Hemochromatosis is a hereditary disorder that causes the body to absorb excess iron from food. The excess iron is stored in mainly in the liver, heart and pancreas. This can be toxic for the organs and increase the risk of life-threatening conditions such as cancer, cirrhosis or heart arrhythmias.
Hemochromatosis is the most common genetic disease in Caucasians; however, a small number of cases develop serious complications.
The symptoms of hemochromatosis appear in midlife. Removing blood from the body on a regular basis can regulate the excess iron in the blood.
Common symptoms of hemochromatosis include:
- Joint pain
Initial symptoms of the disease in men usually appear as a result of organ damage and include:
- Joint pain
- Loss of sex drive
- Heart failure

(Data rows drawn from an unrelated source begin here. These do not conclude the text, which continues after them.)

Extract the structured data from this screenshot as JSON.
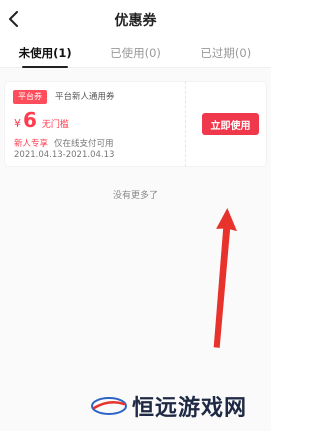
{
  "header": {
    "title": "优惠券",
    "back_icon": "chevron-left-icon"
  },
  "tabs": [
    {
      "label": "未使用(1)",
      "active": true
    },
    {
      "label": "已使用(0)",
      "active": false
    },
    {
      "label": "已过期(0)",
      "active": false
    }
  ],
  "coupon": {
    "tag": "平台券",
    "name": "平台新人通用券",
    "currency": "¥",
    "amount": "6",
    "threshold": "无门槛",
    "audience": "新人专享",
    "restriction": "仅在线支付可用",
    "validity": "2021.04.13-2021.04.13",
    "action_label": "立即使用"
  },
  "footer_text": "没有更多了",
  "watermark": {
    "text": "恒远游戏网"
  },
  "colors": {
    "accent": "#f0384d",
    "price_red": "#ff3b4d",
    "annotation_arrow": "#e8322c"
  }
}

Hereditary hemochromatosis is present at birth but symptoms usually appear later in life. Women are more likely to experience symptoms after menopause because they no longer lose iron with menstruation or pregnancy.
Hereditary hemochromatosis is caused by a mutation of the gene that regulates the amount of iron absorbed by the body. The genetic mutation is passed on from parents to children. The gene mutation of hereditary hemochromatosis involves the HFE gene, which has 2 common mutations, C282Y and H63D. One of the gene mutations is found in most cases of hereditary hemochromatosis.

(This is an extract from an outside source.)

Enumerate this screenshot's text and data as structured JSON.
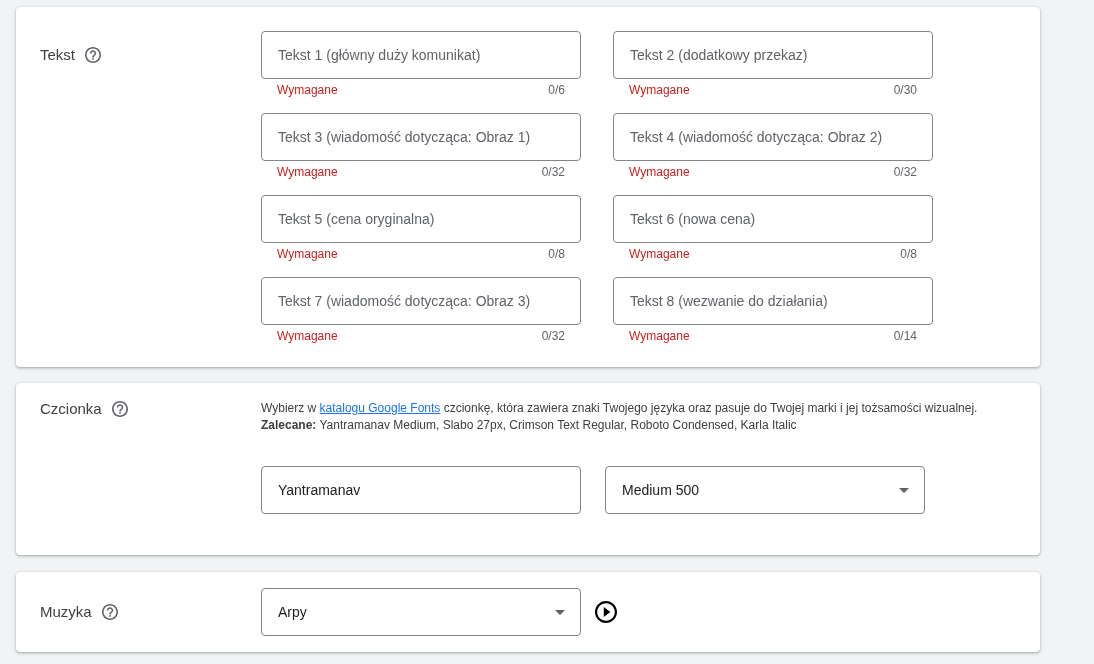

Hereditary hemochromatosis requires 2 abnormal genes, which are inherited from both parents while one abnormal gene makes the person a carrier of the genetic mutation.

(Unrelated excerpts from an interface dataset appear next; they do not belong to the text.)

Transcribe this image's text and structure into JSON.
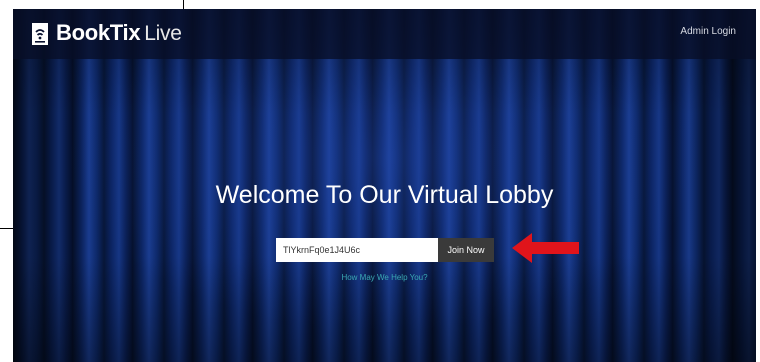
{
  "header": {
    "brand_name": "BookTix",
    "brand_suffix": "Live",
    "admin_login": "Admin Login"
  },
  "main": {
    "title": "Welcome To Our Virtual Lobby",
    "join_code": {
      "value": "TlYkrnFq0e1J4U6c",
      "placeholder": ""
    },
    "join_button": "Join Now",
    "help_link": "How May We Help You?"
  },
  "annotation": {
    "arrow_color": "#e0141b"
  },
  "icons": {
    "logo": "booktix-logo-icon",
    "arrow": "red-arrow-icon"
  },
  "colors": {
    "topbar": "#080e26",
    "curtain": "#0c2563",
    "help_link": "#3aa9b4",
    "button": "#3a3a3a"
  }
}
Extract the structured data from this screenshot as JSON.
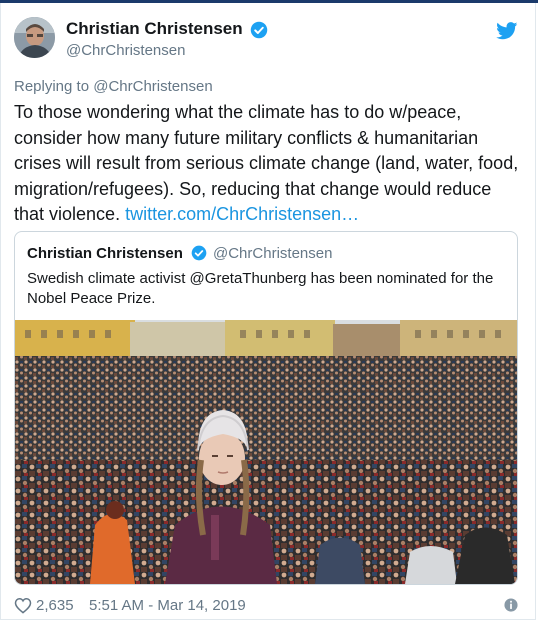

Other types of hemochromatosis
- Juvenile hemochromatosis: This disorder is caused by a mutation in the HJV gene and causes the same symptoms of hereditary hemochromatosis in young people aged between 15 and 30.
- Neonatal hemochromatosis: Neonatal hemochromatosis is considered a severe autoimmune disorder causing rapid accumulation of iron in the liver of a developing fetus.
- Secondary hemochromatosis: Secondary hemochromatosis is not inherited but rather the accumulation of iron is a result of another disease such as chronic liver disease, an infection or anemia.
Risk factors for hereditary hemochromatosis include:
- 2 copies of a mutated HFE gene
- Family history of the disease
- Ethnicity (Northern European descent)
- Gender (males are more likely to develop symptoms)
Hereditary hemochromatosis can cause numerous symptoms if left untreated, including:
- Liver problems: Permanent scarring of the liver or cirrhosis can occur as a result of the disorder and may also lead to liver cancer or other complications.
- Pancreas problems: Damage to the pancreas can lead to diabetes.
- Heart problems: The excess iron in the heart causes difficulties for the heart to circulate enough blood. This is known as congestive heart failure. Hemochromatosis can also cause heart arrhythmias, which can lead to heart palpitations, chest pain and light-headedness.
- Reproductive problems: Excess iron can cause erectile dysfunction and loss of sex drive in men and absence of menstrual cycles in women.
- Skin color changes: Iron deposits in skin cells can cause for the skin to appear bronze or gray.